Ukrainian-born Louis Winogradsky moved to England with his family as a child, settling in the East End of London. Here he took up the family trade of tailoring at the age of 14.
He also became a champion tap dancer, winning the world solo Charleston championship in 1926. During a ten-year career as a professional dancer around the variety halls, including performing at the Moulin Rouge in Paris, France, he changed his name to Grade.
Grade soon began fostering the careers of other performers and in 1943, he became a theatrical agent with his brother Leslie and founded the Grade Organisation.
In the 1950s, when commercial television was still in its infancy in Britain, he invested heavily in shares of ATV (Associated Television).
Through ATV – and it’s subsidiary production companies ITC and AP Films – Grade dominated British commercial television for the next 20 years, launching such popular programs as Crossroads, The Saint, Thunderbirds, Sunday Night At The London Palladium (which topped the weekend ratings from 1955 to 1967), and The Muppet Show – one of his biggest worldwide hits which sold in 112 countries.

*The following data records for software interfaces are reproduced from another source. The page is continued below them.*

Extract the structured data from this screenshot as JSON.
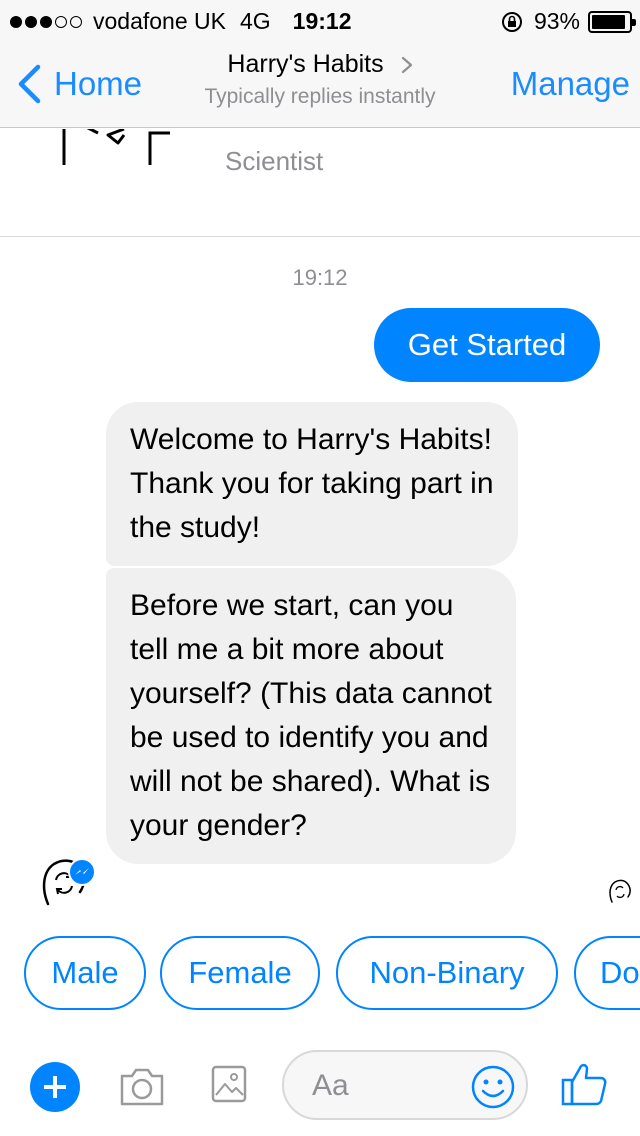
{
  "status_bar": {
    "carrier": "vodafone UK",
    "network": "4G",
    "time": "19:12",
    "battery": "93%",
    "battery_level": 0.93,
    "signal_bars": 3,
    "signal_bars_total": 5
  },
  "nav": {
    "back_label": "Home",
    "title": "Harry's Habits",
    "subtitle": "Typically replies instantly",
    "manage_label": "Manage"
  },
  "profile": {
    "role": "Scientist"
  },
  "chat": {
    "timestamp": "19:12",
    "outgoing": "Get Started",
    "incoming": [
      "Welcome to Harry's Habits! Thank you for taking part in the study!",
      "Before we start, can you tell me a bit more about yourself? (This data cannot be used to identify you and will not be shared). What is your gender?"
    ]
  },
  "quick_replies": [
    "Male",
    "Female",
    "Non-Binary",
    "Do"
  ],
  "composer": {
    "placeholder": "Aa"
  },
  "colors": {
    "accent": "#0084ff",
    "nav_blue": "#1a8cff",
    "incoming_bubble": "#f1f0f0",
    "muted_text": "#8e8e93"
  },
  "icons": {
    "back": "chevron-left-icon",
    "add": "plus-icon",
    "camera": "camera-icon",
    "gallery": "image-icon",
    "emoji": "smiley-icon",
    "like": "thumbs-up-icon"
  }
}
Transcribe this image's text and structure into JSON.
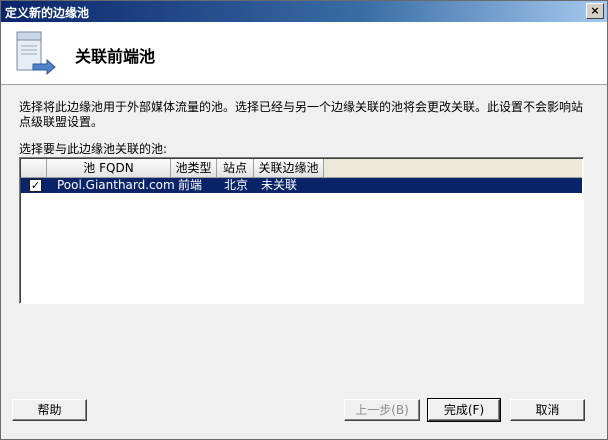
{
  "window": {
    "title": "定义新的边缘池",
    "close_glyph": "×"
  },
  "header": {
    "title": "关联前端池",
    "icon": "server-arrow-icon"
  },
  "description": "选择将此边缘池用于外部媒体流量的池。选择已经与另一个边缘关联的池将会更改关联。此设置不会影响站点级联盟设置。",
  "list_label": "选择要与此边缘池关联的池:",
  "table": {
    "columns": [
      "池 FQDN",
      "池类型",
      "站点",
      "关联边缘池"
    ],
    "rows": [
      {
        "checked": true,
        "check_glyph": "✓",
        "fqdn": "Pool.Gianthard.com",
        "type": "前端",
        "site": "北京",
        "edge": "未关联"
      }
    ]
  },
  "buttons": {
    "help": "帮助",
    "back": "上一步(B)",
    "finish": "完成(F)",
    "cancel": "取消"
  },
  "colors": {
    "selection": "#0a246a",
    "title_gradient_start": "#0a246a"
  }
}
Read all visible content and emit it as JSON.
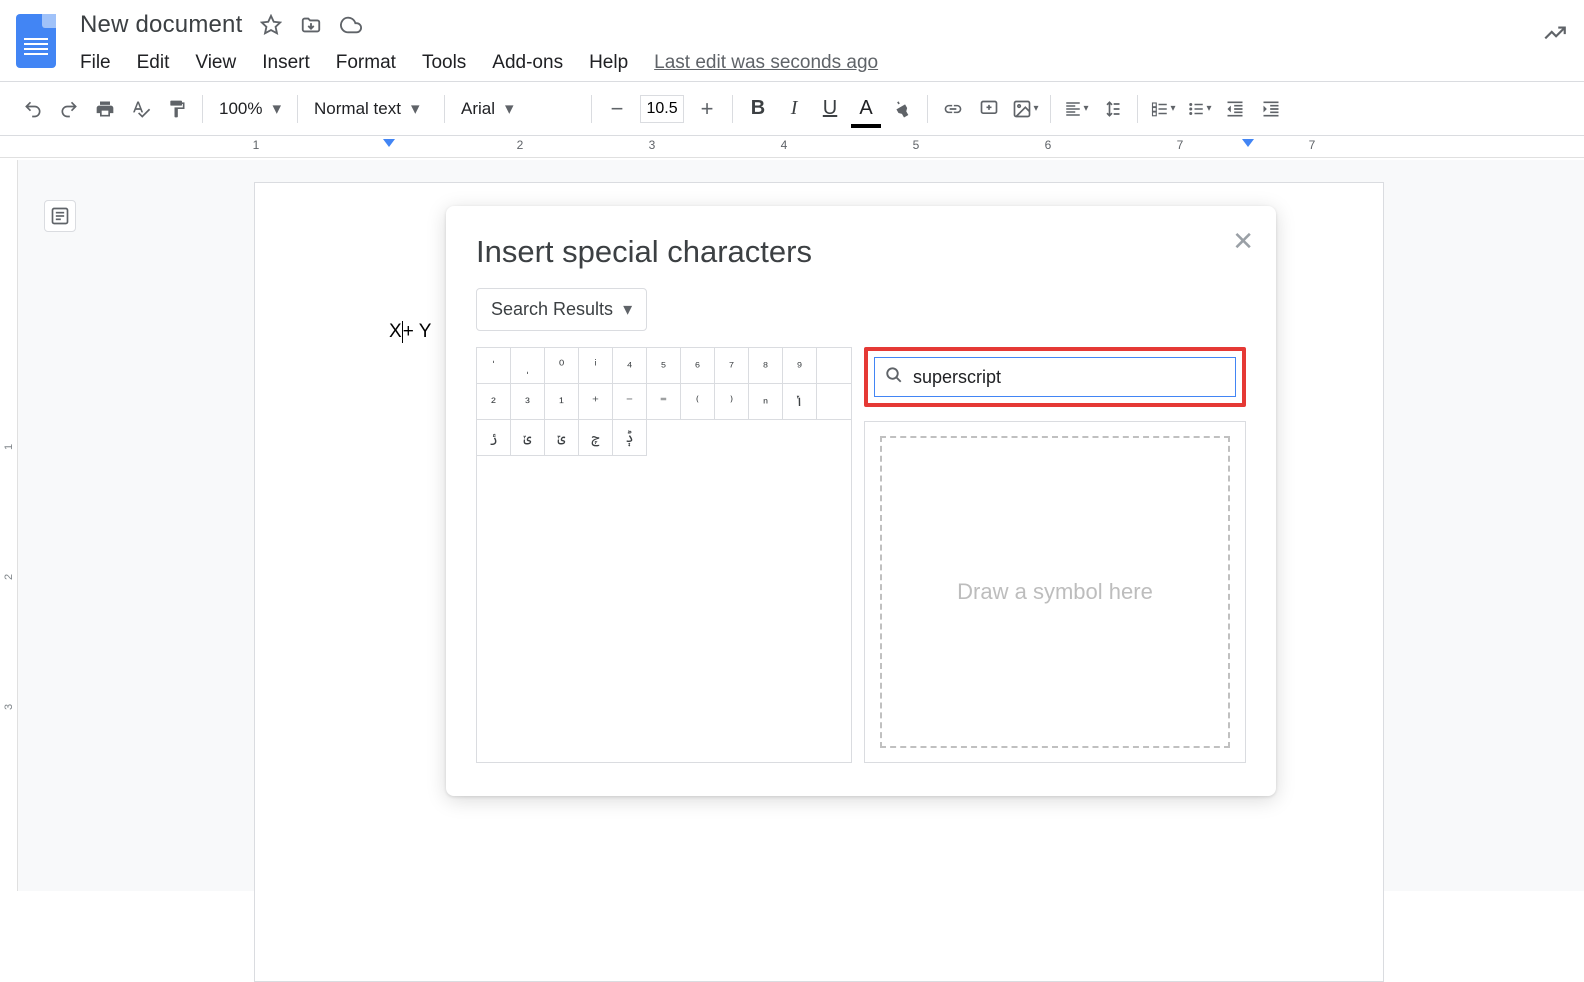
{
  "doc_title": "New document",
  "menu": [
    "File",
    "Edit",
    "View",
    "Insert",
    "Format",
    "Tools",
    "Add-ons",
    "Help"
  ],
  "last_edit": "Last edit was seconds ago",
  "toolbar": {
    "zoom": "100%",
    "style": "Normal text",
    "font": "Arial",
    "font_size": "10.5"
  },
  "ruler": {
    "nums": [
      "1",
      "2",
      "3",
      "4",
      "5",
      "6",
      "7"
    ]
  },
  "vruler": {
    "nums": [
      "1",
      "2",
      "3"
    ]
  },
  "doc_text_before": "X",
  "doc_text_after": "+ Y",
  "dialog": {
    "title": "Insert special characters",
    "category": "Search Results",
    "search_value": "superscript",
    "draw_placeholder": "Draw a symbol here",
    "chars_row1": [
      "ˈ",
      "ˌ",
      "⁰",
      "ⁱ",
      "⁴",
      "⁵",
      "⁶",
      "⁷",
      "⁸",
      "⁹"
    ],
    "chars_row2": [
      "²",
      "³",
      "¹",
      "⁺",
      "⁻",
      "⁼",
      "⁽",
      "⁾",
      "ⁿ",
      "ݳ"
    ],
    "chars_row3": [
      "ݬ",
      "ݵ",
      "ݶ",
      "ݼ",
      "ݙ"
    ]
  }
}
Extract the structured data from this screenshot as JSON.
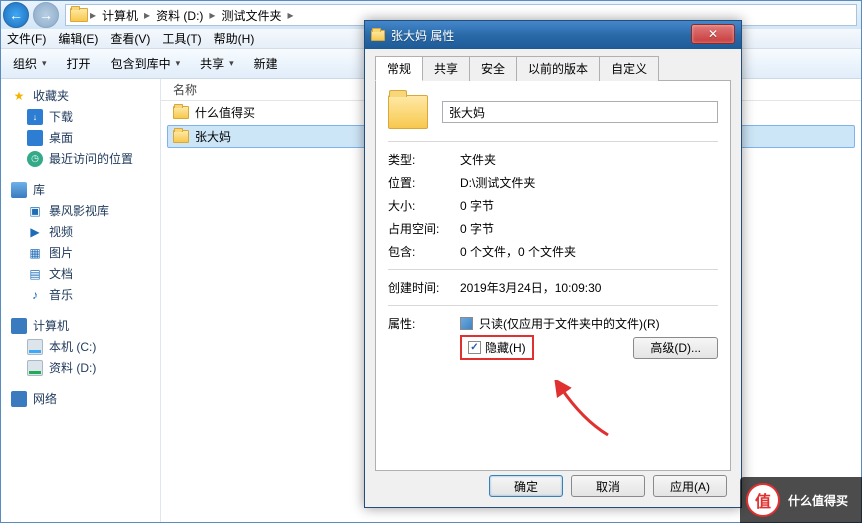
{
  "breadcrumb": {
    "items": [
      "计算机",
      "资料 (D:)",
      "测试文件夹"
    ]
  },
  "menubar": {
    "file": "文件(F)",
    "edit": "编辑(E)",
    "view": "查看(V)",
    "tools": "工具(T)",
    "help": "帮助(H)"
  },
  "toolbar": {
    "organize": "组织",
    "open": "打开",
    "include": "包含到库中",
    "share": "共享",
    "newfolder": "新建"
  },
  "sidebar": {
    "fav": {
      "label": "收藏夹",
      "items": [
        {
          "label": "下载"
        },
        {
          "label": "桌面"
        },
        {
          "label": "最近访问的位置"
        }
      ]
    },
    "lib": {
      "label": "库",
      "items": [
        {
          "label": "暴风影视库"
        },
        {
          "label": "视频"
        },
        {
          "label": "图片"
        },
        {
          "label": "文档"
        },
        {
          "label": "音乐"
        }
      ]
    },
    "pc": {
      "label": "计算机",
      "items": [
        {
          "label": "本机 (C:)"
        },
        {
          "label": "资料 (D:)"
        }
      ]
    },
    "net": {
      "label": "网络"
    }
  },
  "filepane": {
    "col_name": "名称",
    "rows": [
      {
        "name": "什么值得买"
      },
      {
        "name": "张大妈"
      }
    ]
  },
  "dialog": {
    "title": "张大妈 属性",
    "tabs": {
      "general": "常规",
      "share": "共享",
      "security": "安全",
      "prev": "以前的版本",
      "custom": "自定义"
    },
    "name": "张大妈",
    "rows": {
      "type": {
        "label": "类型:",
        "value": "文件夹"
      },
      "location": {
        "label": "位置:",
        "value": "D:\\测试文件夹"
      },
      "size": {
        "label": "大小:",
        "value": "0 字节"
      },
      "ondisk": {
        "label": "占用空间:",
        "value": "0 字节"
      },
      "contains": {
        "label": "包含:",
        "value": "0 个文件，0 个文件夹"
      },
      "created": {
        "label": "创建时间:",
        "value": "2019年3月24日，10:09:30"
      },
      "attrs_label": "属性:",
      "readonly": "只读(仅应用于文件夹中的文件)(R)",
      "hidden": "隐藏(H)",
      "advanced": "高级(D)..."
    },
    "buttons": {
      "ok": "确定",
      "cancel": "取消",
      "apply": "应用(A)"
    }
  },
  "watermark": {
    "badge": "值",
    "text": "什么值得买"
  }
}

Grade’s path crossed with The Beatles in 1969 when ATV Music Publishing bought a majority share in Northern Songs (the company established by Brian Epstein which owned nearly all of The Beatles’ catalogue).
After a fierce battle, Grade and ATV won control of the company while controlling any other songs written by Paul McCartney and John Lennon between 1964 and 1971. George Harrison and Ringo Starr broke from Northern Songs prior to Grade’s acquisition.
ATV retained control of Northern Songs until 1985 when the company sold the songs to Michael Jackson.
In 1976 he relinquished his chairmanship of ATV, to move into the motion picture industry. His films include The Boys From Brazil (1978), Sophie’s Choice (1982), the popular Pink Panther films, and the box-office disaster, Raise the Titanic (1980).
He was knighted in 1969 and in 1976 he became a life peer.
He passed away on 13 December 1998.